Something very sinister is quietly baked into the Nick Bostrom view of Homo sapiens becoming extinct which Musk adheres to, which is the idea that climate change and nuclear holocaust, say, would still leave some humans to soldier on, even if hundreds of millions or billions are killed off. That’s why something that could theoretically end the entire species–like AI–is given precedence over more pressing matters. That’s insane and immoral.
The opening of a Samuel Gibbs Guardian article:
Elon Musk has warned again about the dangers of artificial intelligence, saying that it poses “vastly more risk” than the apparent nuclear capabilities of North Korea does.
The Tesla and SpaceX chief executive took to Twitter to once again reiterate the need for concern around the development of AI, following the victory of Musk-led AI development over professional players of the Dota 2 online multiplayer battle game.
This is not the first time Musk has stated that AI could potentially be one of the most dangerous international developments. He said in October 2014 that he considered it humanity’s “biggest existential threat”, a view he has repeated several times while making investments in AI startups and organisations, including OpenAI, to “keep an eye on what’s going on”.
Musk again called for regulation, previously doing so directly to US governors at their annual national meeting in Providence, Rhode Island.
Musk’s tweets coincide with the testing of an AI designed by OpenAI to play the multiplayer online battle arena (Moba) game Dota 2, which successfully managed to win all its 1-v-1 games at the International Dota 2 championships against many of the world’s best players competing for a $24.8m (£19m) prize fund.

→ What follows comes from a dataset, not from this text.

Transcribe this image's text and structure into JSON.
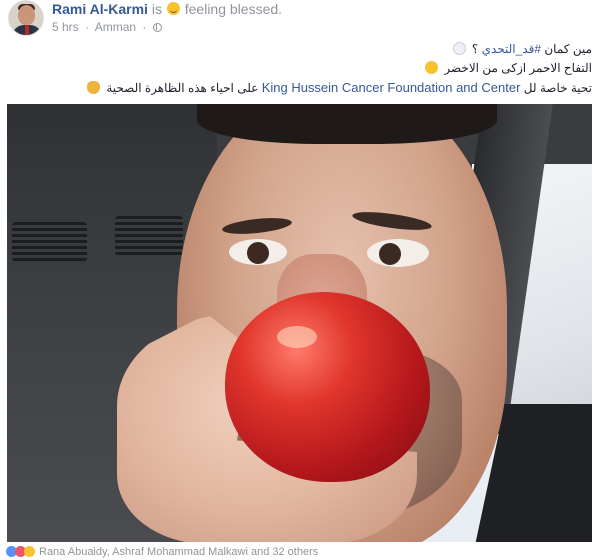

The AI displayed the ability to predict where human players would deploy forces and improvise on the spot, in a game where sheer speed of operation does not correlate with victory, meaning the AI was simply better, not just faster than the best human players.•